Taming the Chicory
Winter is chicory season. Chicories are the often-labeled family of bitter greens, which include radicchio, endive, puntarelle, and escarole. Bunches and heads of chicory are prolific throughout the cold season, difficult to miss with their dramatic frilly, spiky, and cone-headed leaves. And while their bitterness can be off-putting to some, at winter’s peak, chicories are crisp, juicy, nutty and mildly sweet – all qualities that pleasantly balance their natural bitterness. Plus, they are healthy to boot. Fiber-rich and loaded with vitamins C, B, and K and nutrients, such as iron, zinc, copper, and potassium, chicories are the cold season’s warriors that will fight to keep you healthy throughout winter.
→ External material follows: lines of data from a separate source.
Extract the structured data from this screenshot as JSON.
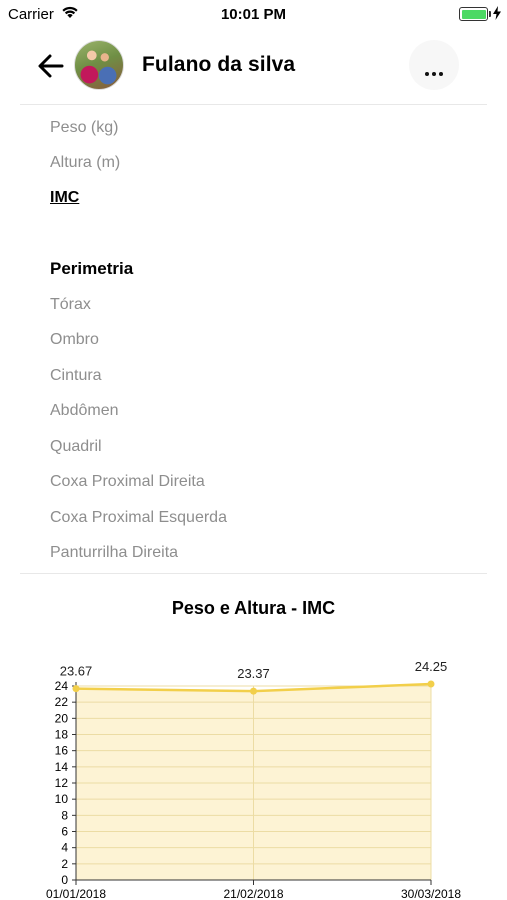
{
  "status_bar": {
    "carrier": "Carrier",
    "time": "10:01 PM",
    "battery_level": 1.0
  },
  "header": {
    "back_icon": "arrow-left-icon",
    "user_name": "Fulano da silva",
    "more_icon": "more-horizontal-icon"
  },
  "list": {
    "items": [
      {
        "label": "Peso (kg)",
        "active": false
      },
      {
        "label": "Altura (m)",
        "active": false
      },
      {
        "label": "IMC",
        "active": true
      }
    ],
    "section_title": "Perimetria",
    "perimetria_items": [
      "Tórax",
      "Ombro",
      "Cintura",
      "Abdômen",
      "Quadril",
      "Coxa Proximal Direita",
      "Coxa Proximal Esquerda",
      "Panturrilha Direita"
    ]
  },
  "chart_data": {
    "type": "area",
    "title": "Peso e Altura - IMC",
    "x": [
      "01/01/2018",
      "21/02/2018",
      "30/03/2018"
    ],
    "values": [
      23.67,
      23.37,
      24.25
    ],
    "data_labels": [
      "23.67",
      "23.37",
      "24.25"
    ],
    "ylim": [
      0,
      24
    ],
    "yticks": [
      0,
      2,
      4,
      6,
      8,
      10,
      12,
      14,
      16,
      18,
      20,
      22,
      24
    ],
    "grid": true,
    "line_color": "#f2cf4a",
    "fill_color": "#fdf3d4"
  }
}
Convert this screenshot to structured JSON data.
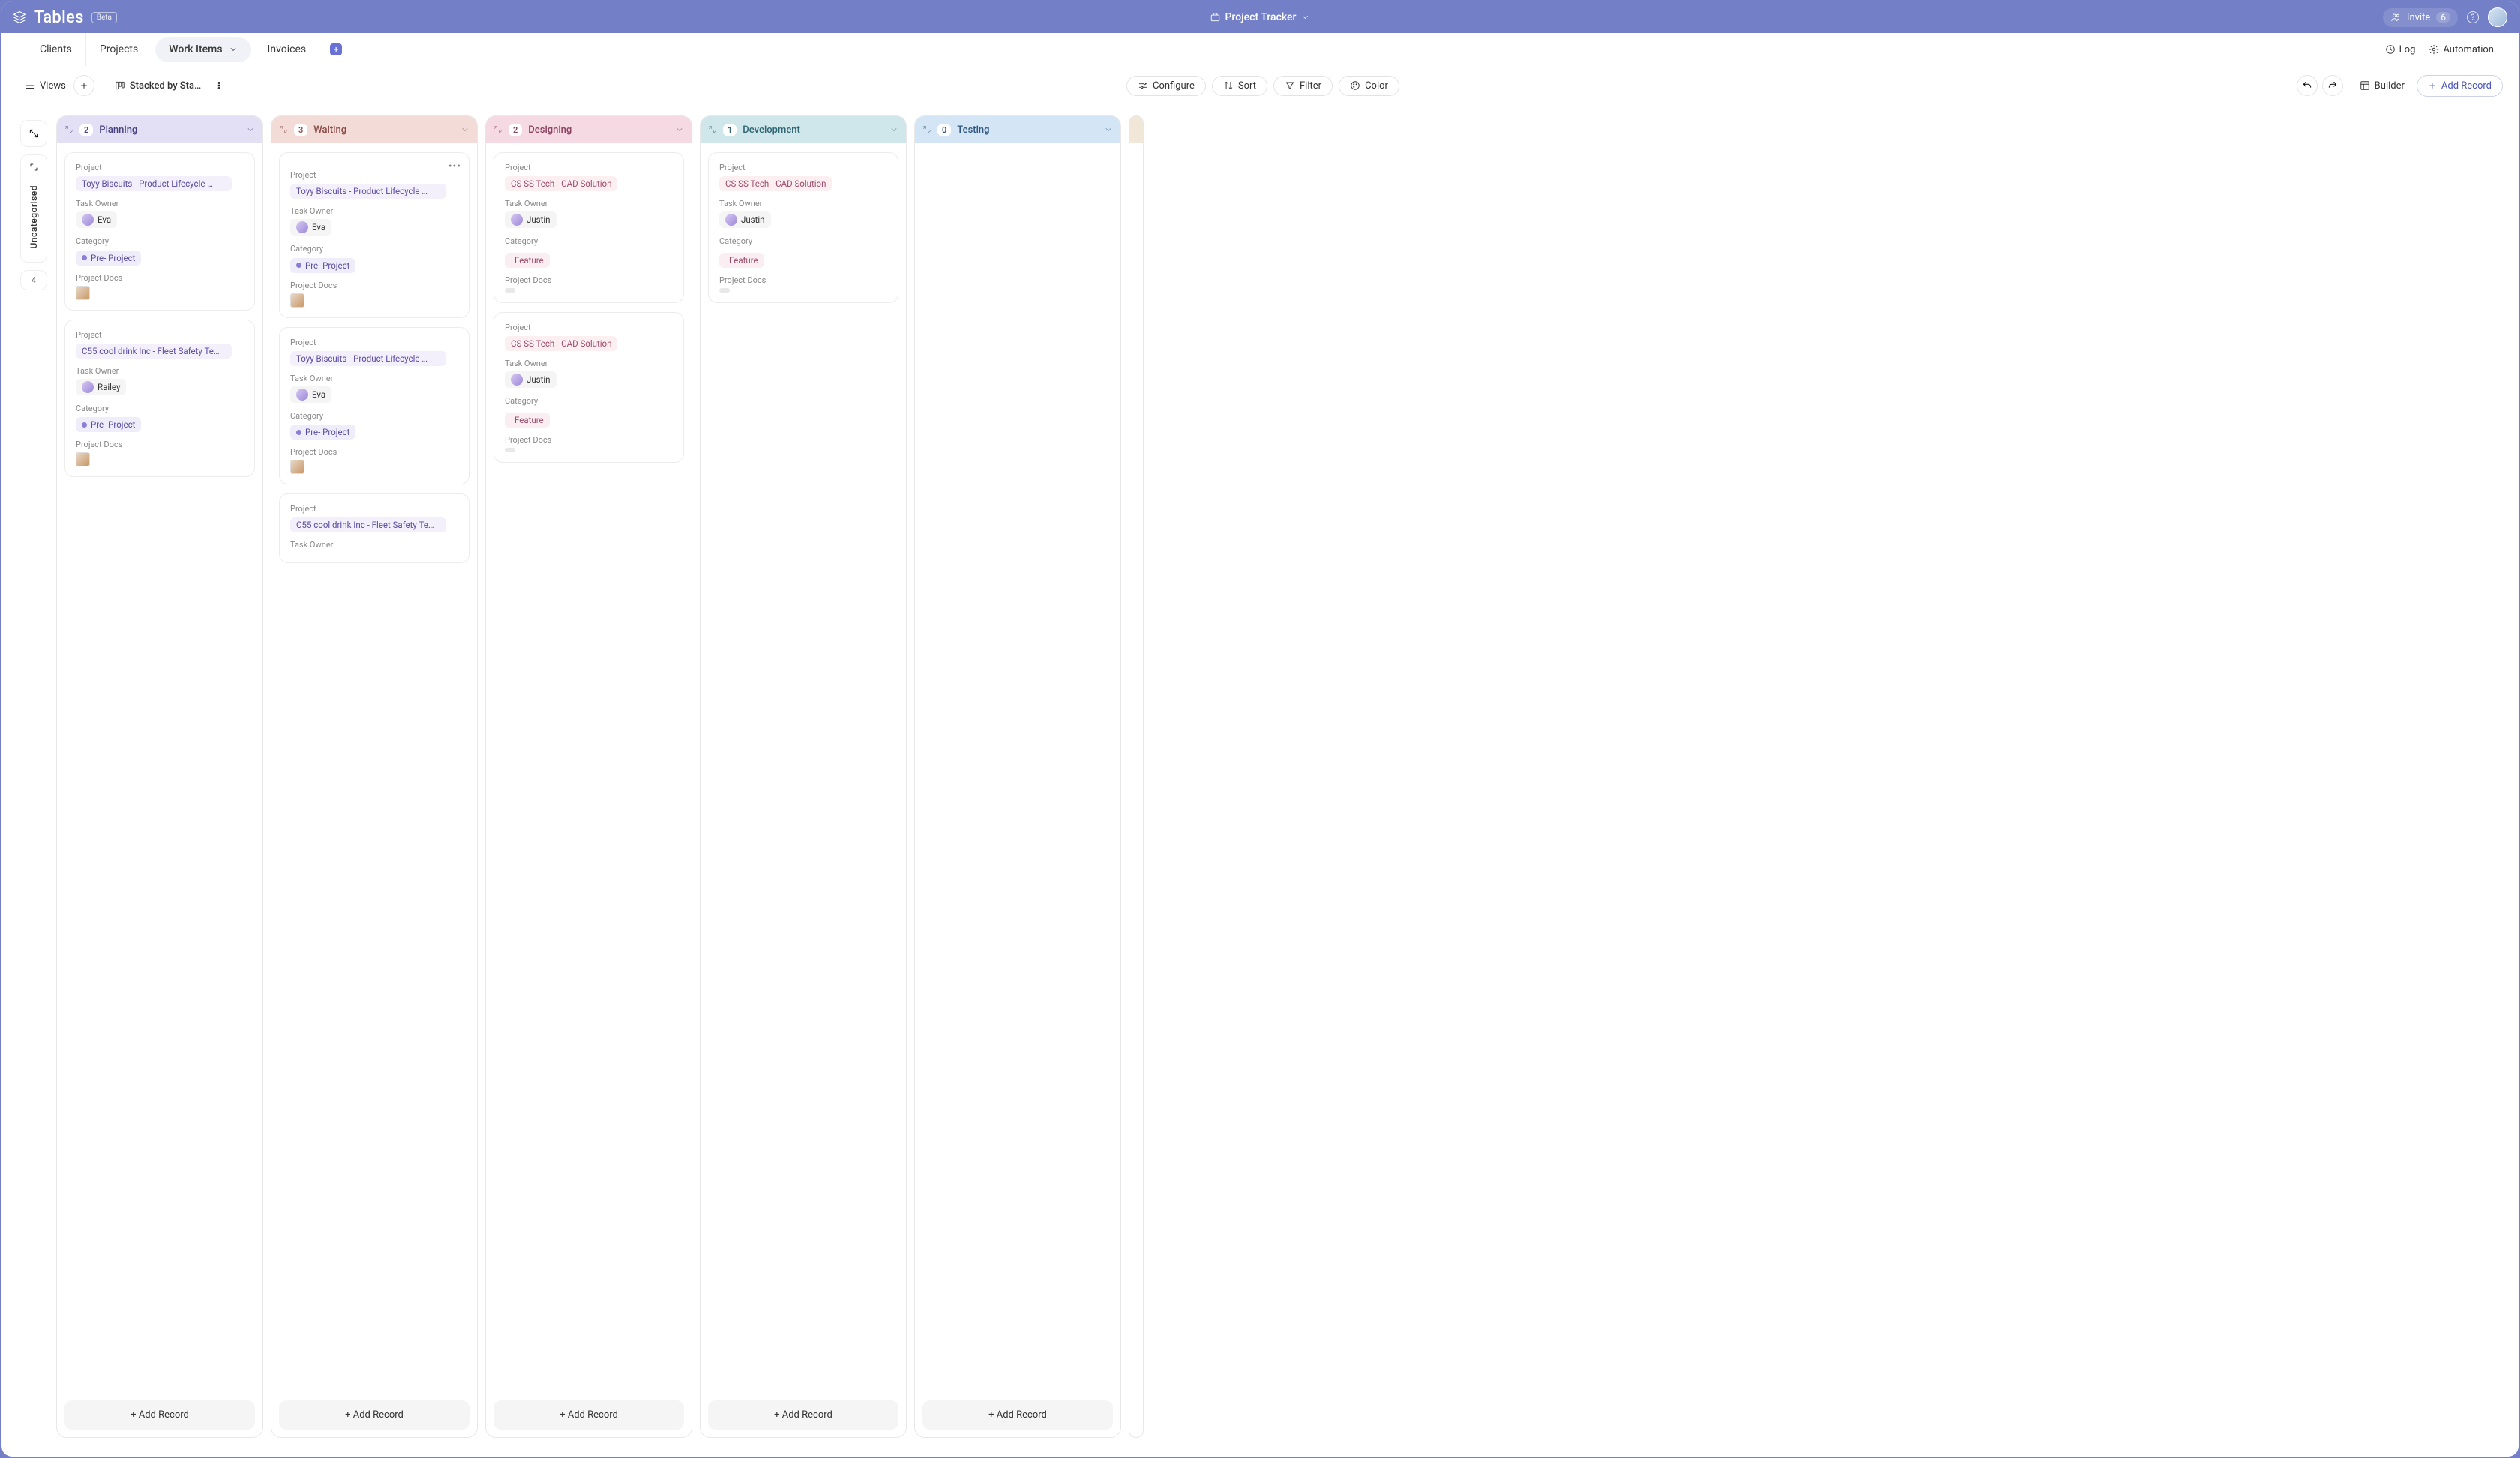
{
  "header": {
    "app_title": "Tables",
    "beta": "Beta",
    "project_name": "Project Tracker",
    "invite_label": "Invite",
    "invite_count": "6"
  },
  "tabs": {
    "items": [
      {
        "label": "Clients"
      },
      {
        "label": "Projects"
      },
      {
        "label": "Work Items",
        "active": true
      },
      {
        "label": "Invoices"
      }
    ],
    "log": "Log",
    "automation": "Automation"
  },
  "toolbar": {
    "views": "Views",
    "view_name": "Stacked by Sta…",
    "configure": "Configure",
    "sort": "Sort",
    "filter": "Filter",
    "color": "Color",
    "builder": "Builder",
    "add_record": "Add Record"
  },
  "field_labels": {
    "project": "Project",
    "task_owner": "Task Owner",
    "category": "Category",
    "project_docs": "Project Docs"
  },
  "sidebar": {
    "label": "Uncategorised",
    "count": "4"
  },
  "columns": [
    {
      "title": "Planning",
      "count": "2",
      "cls": "planning",
      "cards": [
        {
          "project": "Toyy Biscuits - Product Lifecycle …",
          "proj_cls": "proj",
          "owner": "Eva",
          "cat": "Pre- Project",
          "cat_cls": "cat",
          "doc": "thumb"
        },
        {
          "project": "C55 cool drink Inc - Fleet Safety Te…",
          "proj_cls": "proj",
          "owner": "Railey",
          "cat": "Pre- Project",
          "cat_cls": "cat",
          "doc": "thumb"
        }
      ]
    },
    {
      "title": "Waiting",
      "count": "3",
      "cls": "waiting",
      "cards": [
        {
          "project": "Toyy Biscuits - Product Lifecycle …",
          "proj_cls": "proj",
          "owner": "Eva",
          "cat": "Pre- Project",
          "cat_cls": "cat",
          "doc": "thumb",
          "more": true
        },
        {
          "project": "Toyy Biscuits - Product Lifecycle …",
          "proj_cls": "proj",
          "owner": "Eva",
          "cat": "Pre- Project",
          "cat_cls": "cat",
          "doc": "thumb"
        },
        {
          "project": "C55 cool drink Inc - Fleet Safety Te…",
          "proj_cls": "proj",
          "owner": "",
          "cat": "",
          "cat_cls": "",
          "doc": "",
          "partial": true
        }
      ]
    },
    {
      "title": "Designing",
      "count": "2",
      "cls": "designing",
      "cards": [
        {
          "project": "CS SS Tech - CAD Solution",
          "proj_cls": "proj-pink",
          "owner": "Justin",
          "cat": "Feature",
          "cat_cls": "cat-pink",
          "doc": "empty"
        },
        {
          "project": "CS SS Tech - CAD Solution",
          "proj_cls": "proj-pink",
          "owner": "Justin",
          "cat": "Feature",
          "cat_cls": "cat-pink",
          "doc": "empty"
        }
      ]
    },
    {
      "title": "Development",
      "count": "1",
      "cls": "development",
      "cards": [
        {
          "project": "CS SS Tech - CAD Solution",
          "proj_cls": "proj-pink",
          "owner": "Justin",
          "cat": "Feature",
          "cat_cls": "cat-pink",
          "doc": "empty"
        }
      ]
    },
    {
      "title": "Testing",
      "count": "0",
      "cls": "testing",
      "cards": []
    }
  ],
  "add_record_btn": "+ Add Record"
}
The best way to approach these robust greens is to pair them with equally assertive yet balancing ingredients, striking a balance between bitter, sweet, sour, and heat. This is one of my favorite methods to cook radicchio. The sturdy purple heads hold up well to braising, and balsamic vinegar is a great foil with its rich, fruity, and sharp notes. When cooked, balsamic vinegar reduces to a sweet and sour syrup that shellacs the wilted radicchio wedges. Choose deeply colored, firm heads that have a little weight to them, and try to purchase similarly sized heads for this recipe to ensure even cooking.
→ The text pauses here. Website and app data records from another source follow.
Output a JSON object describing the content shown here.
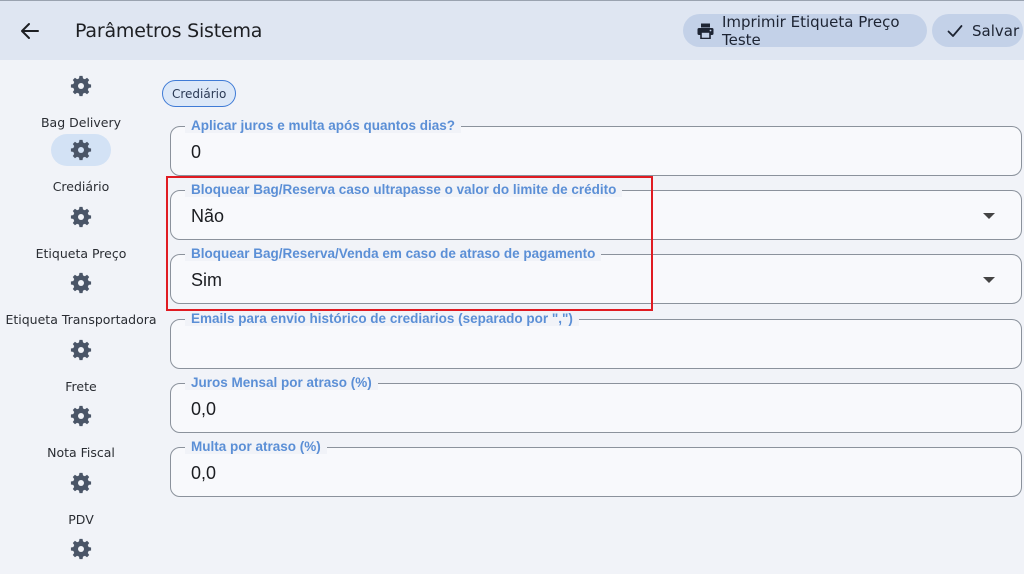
{
  "header": {
    "title": "Parâmetros Sistema",
    "back_icon": "arrow-left-icon",
    "print_button": {
      "label": "Imprimir Etiqueta Preço Teste",
      "icon": "printer-icon"
    },
    "save_button": {
      "label": "Salvar",
      "icon": "check-icon"
    }
  },
  "sidebar": {
    "items": [
      {
        "label": "Bag Delivery",
        "icon": "gear-icon",
        "active": false
      },
      {
        "label": "Crediário",
        "icon": "gear-icon",
        "active": true
      },
      {
        "label": "Etiqueta Preço",
        "icon": "gear-icon",
        "active": false
      },
      {
        "label": "Etiqueta Transportadora",
        "icon": "gear-icon",
        "active": false
      },
      {
        "label": "Frete",
        "icon": "gear-icon",
        "active": false
      },
      {
        "label": "Nota Fiscal",
        "icon": "gear-icon",
        "active": false
      },
      {
        "label": "PDV",
        "icon": "gear-icon",
        "active": false
      },
      {
        "label": "",
        "icon": "gear-icon",
        "active": false
      }
    ]
  },
  "section": {
    "chip": "Crediário"
  },
  "fields": [
    {
      "label": "Aplicar juros e multa após quantos dias?",
      "value": "0",
      "type": "text"
    },
    {
      "label": "Bloquear Bag/Reserva caso ultrapasse o valor do limite de crédito",
      "value": "Não",
      "type": "select"
    },
    {
      "label": "Bloquear Bag/Reserva/Venda em caso de atraso de pagamento",
      "value": "Sim",
      "type": "select"
    },
    {
      "label": "Emails para envio histórico de crediarios (separado por \",\")",
      "value": "",
      "type": "text"
    },
    {
      "label": "Juros Mensal por atraso (%)",
      "value": "0,0",
      "type": "text"
    },
    {
      "label": "Multa por atraso (%)",
      "value": "0,0",
      "type": "text"
    }
  ],
  "colors": {
    "accent": "#5b8fd6",
    "header_bg": "#dfe6f2",
    "button_bg": "#c3d1e8",
    "highlight": "#e01b22"
  }
}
Balsamic Braised Radicchio
Serves 3 to 4 as a side dish
Active Time: 40 minutes
Total Time: 40 minutes
4 medium-large heads radicchio
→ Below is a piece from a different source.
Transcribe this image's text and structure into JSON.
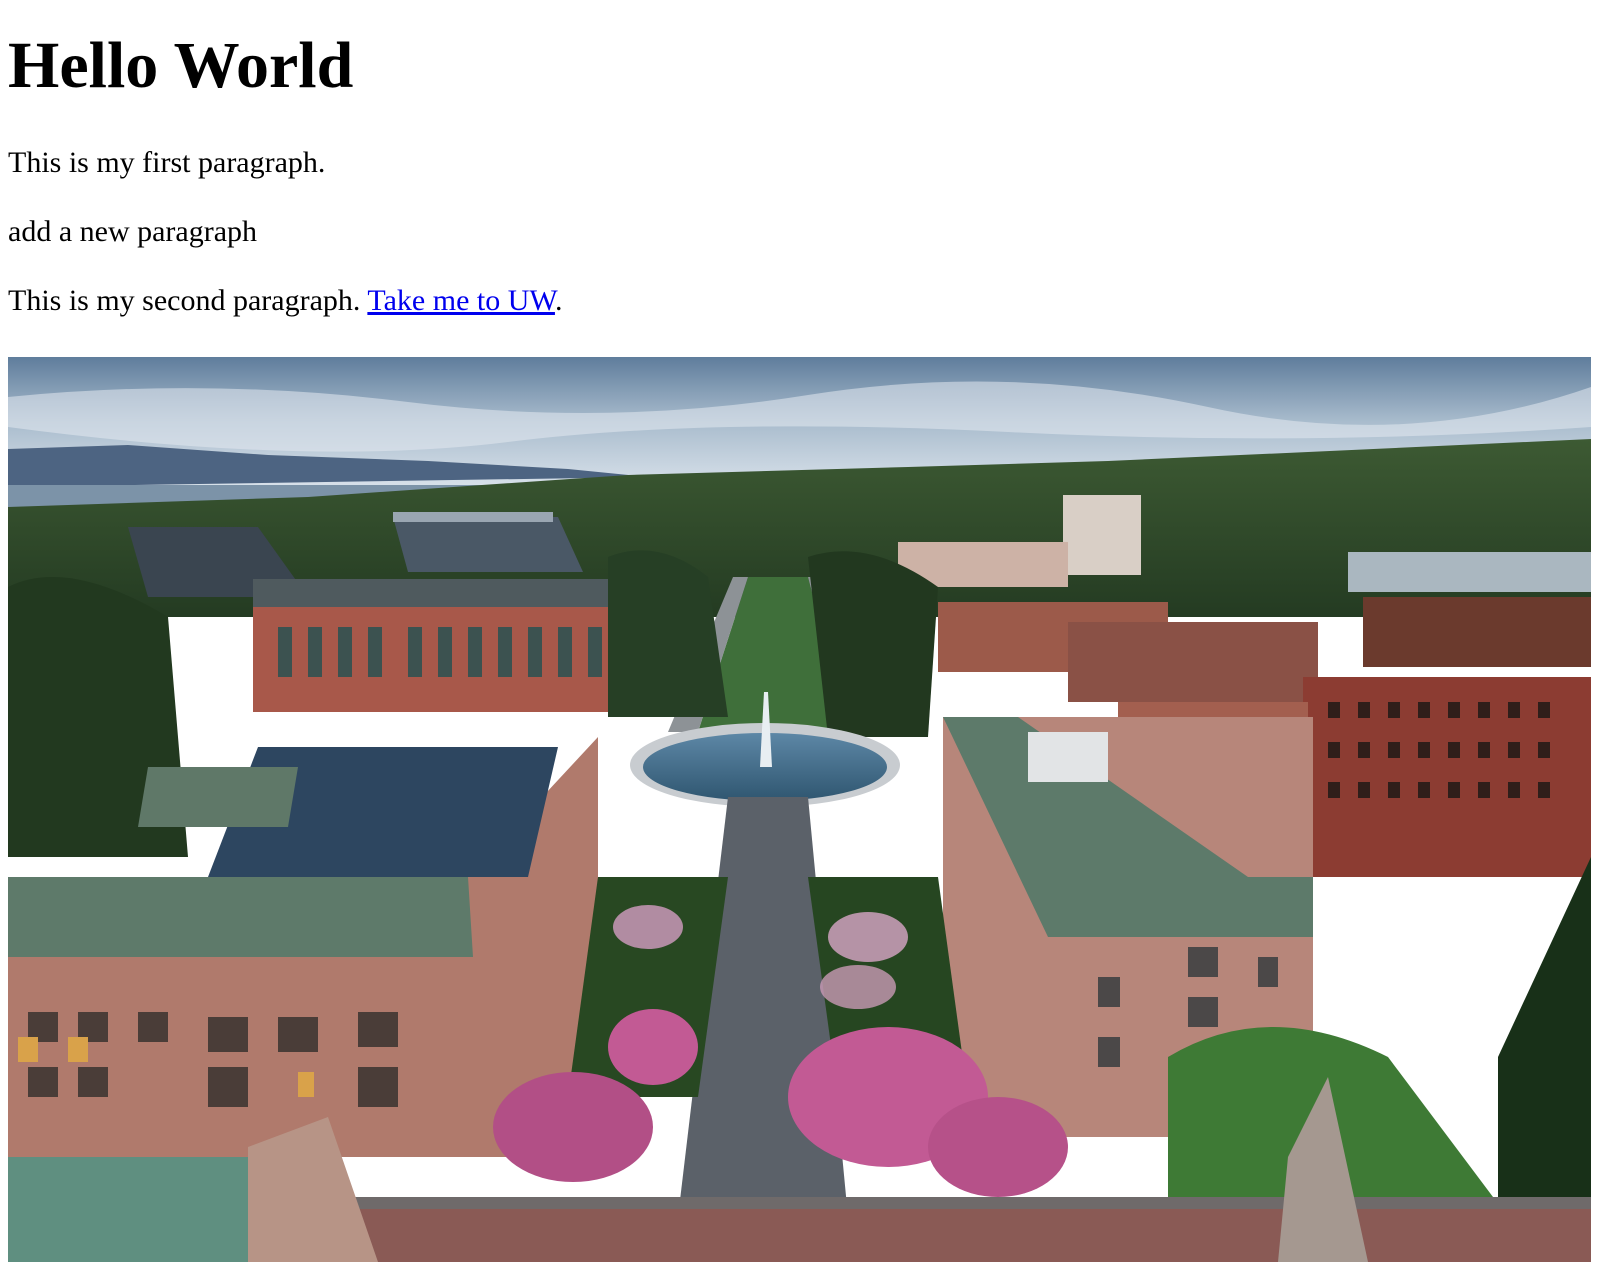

2 tablespoons extra-virgin olive oil
1 teaspoon kosher salt, plus more as needed
1/2 teaspoon freshly ground black pepper, plus more as needed
1/3 cup balsamic vinegar
1/4 cup chicken stock, mushroom stock, or water
2 tablespoons packed light brown sugar
3 to 4 thyme sprigs
1. Halve the radicchios top to stem. Using a paring knife, cut out the white stem at the bottom of each half, then halve each half lengthwise so that you have 4 wedges.
2. Heat the oil in a large skillet with a lid over medium heat. Arrange the wedges snugly in the skillet, cut-sides down. Cook until slightly colored, 2 to 3 minutes. Using tongs, turn the wedges so that the other cut side is down in the skillet. Season with the salt and black pepper and cook until slightly colored, about 2 minutes more.
3. Pour the balsamic vinegar over the radicchio and then pour the chicken stock over. The pan should be about 1/2-inch full of liquid. Top off with additional balsamic or stock if needed. Sprinkle the brown sugar evenly over the radicchio and then scatter the thyme sprigs in the skillet.
4. Partially cover the skillet and simmer over medium-low heat until the radicchio are crisp-tender when pierced with a knife through the base, 12 to 15 minutes, carefully turning the wedges once or twice. Remove the cover and continue to simmer until the radicchio is soft, 5 to 7 minutes more, turning once or twice to evenly coat and cook.
5. Using tongs, transfer the radicchio to a serving dish, gently squeezing any excess liquid back into the skillet. Continue to simmer the braising liquid until reduced to a syrupy consistency, about 5 minutes. Discard the thyme sprigs and taste for seasoning. You may need to add a little more salt and black pepper. There should be a balance of sweet, salt, bitter, and the kick of black pepper in the flavor.
6. Drizzle the syrup over the radicchio and serve warm.